Many prominent people have seen their careers founder after inaccuracies were revealed in their academic or professional biographies, including two leaders of Yahoo Inc. departing Sunday.
-- Scott Thompson, CEO -- Leaves the company 10 days after a shareholder reveals his bachelor's degree from Stonehill College in Easton, Mass., was in business, not computer science, as described in a company bio and regulatory filings.
-- Patti Hart, director -- Leaves Yahoo's board Sunday. Hart's bachelor's degree from Illinois State University is in business administration, not marketing and economics, as her bio had claimed. The same shareholder had looked into her background after Hart led the board committee that hired Thompson in January. She is to remain as CEO of International Game Technology.
Other notable examples:
-- Marilee Jones, Massachusetts Institute of Technology -- In 2007, resigns as dean of admissions, saying she had misled MIT about her academic degrees on her application to work there 28 years earlier.
-- Dave Edmondson, RadioShack - In 2006, resigns after 11 years with the company, including eight months as CEO, after acknowledging he had no college degree. He'd claimed two.
-- Ronald Zarrella, Bausch & Lomb - In 2002, offers to resign as CEO, sees $1.1 million bonus rescinded, when he admits he doesn't hold the MBA from New York University that appeared on his resume for a decade.
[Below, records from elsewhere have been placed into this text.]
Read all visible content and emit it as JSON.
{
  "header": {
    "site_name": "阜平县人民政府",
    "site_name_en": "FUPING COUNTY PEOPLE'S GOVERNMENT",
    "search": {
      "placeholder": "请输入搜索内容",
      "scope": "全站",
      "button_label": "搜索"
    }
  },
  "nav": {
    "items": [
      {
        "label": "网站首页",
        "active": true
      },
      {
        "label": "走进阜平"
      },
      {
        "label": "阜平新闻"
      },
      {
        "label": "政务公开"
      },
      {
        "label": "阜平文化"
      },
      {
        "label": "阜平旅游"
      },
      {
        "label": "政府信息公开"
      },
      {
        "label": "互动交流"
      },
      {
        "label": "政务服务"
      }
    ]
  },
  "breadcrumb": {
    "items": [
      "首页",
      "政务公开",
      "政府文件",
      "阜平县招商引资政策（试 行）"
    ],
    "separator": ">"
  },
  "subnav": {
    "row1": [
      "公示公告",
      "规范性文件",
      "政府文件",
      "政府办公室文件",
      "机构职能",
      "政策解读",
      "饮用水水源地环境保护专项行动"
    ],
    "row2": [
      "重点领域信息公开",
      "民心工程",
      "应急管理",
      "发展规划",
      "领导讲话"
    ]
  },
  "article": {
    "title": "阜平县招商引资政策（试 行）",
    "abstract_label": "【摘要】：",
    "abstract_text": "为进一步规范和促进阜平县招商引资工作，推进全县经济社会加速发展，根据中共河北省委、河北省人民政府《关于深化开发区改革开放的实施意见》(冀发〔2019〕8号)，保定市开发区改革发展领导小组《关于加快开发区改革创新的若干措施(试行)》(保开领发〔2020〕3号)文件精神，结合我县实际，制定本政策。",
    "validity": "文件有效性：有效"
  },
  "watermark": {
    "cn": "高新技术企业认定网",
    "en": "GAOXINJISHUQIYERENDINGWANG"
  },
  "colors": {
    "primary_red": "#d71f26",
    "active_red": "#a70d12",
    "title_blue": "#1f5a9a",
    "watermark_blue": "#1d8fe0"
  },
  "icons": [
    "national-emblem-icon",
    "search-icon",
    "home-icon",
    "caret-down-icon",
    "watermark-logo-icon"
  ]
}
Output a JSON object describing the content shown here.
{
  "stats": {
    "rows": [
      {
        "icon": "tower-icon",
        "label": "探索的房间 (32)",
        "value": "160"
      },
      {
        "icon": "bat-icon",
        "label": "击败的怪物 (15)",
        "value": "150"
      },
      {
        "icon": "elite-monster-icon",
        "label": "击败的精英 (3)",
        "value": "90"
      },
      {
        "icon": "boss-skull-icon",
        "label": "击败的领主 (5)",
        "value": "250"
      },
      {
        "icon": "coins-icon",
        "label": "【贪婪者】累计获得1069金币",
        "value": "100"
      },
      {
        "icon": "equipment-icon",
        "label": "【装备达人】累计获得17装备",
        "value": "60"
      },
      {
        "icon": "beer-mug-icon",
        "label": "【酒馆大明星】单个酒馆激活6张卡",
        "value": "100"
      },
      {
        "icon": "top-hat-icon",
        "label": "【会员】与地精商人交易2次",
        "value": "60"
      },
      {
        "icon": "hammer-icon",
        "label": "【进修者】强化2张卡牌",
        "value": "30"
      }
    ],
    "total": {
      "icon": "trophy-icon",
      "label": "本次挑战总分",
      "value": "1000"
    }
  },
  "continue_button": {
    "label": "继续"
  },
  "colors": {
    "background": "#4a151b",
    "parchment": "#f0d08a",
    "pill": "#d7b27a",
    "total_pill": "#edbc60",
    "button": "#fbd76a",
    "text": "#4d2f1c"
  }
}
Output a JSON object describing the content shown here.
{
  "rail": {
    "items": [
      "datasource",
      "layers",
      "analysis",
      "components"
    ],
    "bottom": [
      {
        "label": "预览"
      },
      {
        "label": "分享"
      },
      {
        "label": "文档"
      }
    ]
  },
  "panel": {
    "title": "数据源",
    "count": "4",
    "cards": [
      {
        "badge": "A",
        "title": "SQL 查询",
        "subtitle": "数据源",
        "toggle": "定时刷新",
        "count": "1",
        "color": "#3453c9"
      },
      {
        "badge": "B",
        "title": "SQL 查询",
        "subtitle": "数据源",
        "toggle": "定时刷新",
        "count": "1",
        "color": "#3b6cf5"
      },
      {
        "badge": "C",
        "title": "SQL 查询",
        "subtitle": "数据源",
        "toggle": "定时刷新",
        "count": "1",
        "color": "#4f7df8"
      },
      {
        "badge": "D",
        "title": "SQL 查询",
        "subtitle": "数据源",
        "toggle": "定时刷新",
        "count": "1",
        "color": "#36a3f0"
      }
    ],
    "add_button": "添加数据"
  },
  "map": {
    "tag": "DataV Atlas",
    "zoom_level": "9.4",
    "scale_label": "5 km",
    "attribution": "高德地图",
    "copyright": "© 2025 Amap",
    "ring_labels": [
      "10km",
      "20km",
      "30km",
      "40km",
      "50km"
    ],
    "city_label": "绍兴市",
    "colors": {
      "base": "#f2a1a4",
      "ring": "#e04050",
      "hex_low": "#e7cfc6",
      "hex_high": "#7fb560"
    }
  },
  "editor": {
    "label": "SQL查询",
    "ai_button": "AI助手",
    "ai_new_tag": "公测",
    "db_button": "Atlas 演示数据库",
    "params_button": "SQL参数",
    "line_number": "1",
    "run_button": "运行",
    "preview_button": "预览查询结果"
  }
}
-- Kenneth Lonchar, Veritas Software -- In 2002, is forced to resign as chief financial officer after admitting he falsely claimed to hold MBA from Stanford University.
-- George O'Leary, Notre Dame football -- In 2001, resigns as head football coach five days after being hired, admitting he lied about his academic and athletic background.
-- Joe Biden, now vice president of the U.S. -- In 1988, drops out of presidential campaign after admitting he had plagiarized as a law student, made false claims about his academic achievements and occasionally used others' words in his speeches without giving them credit.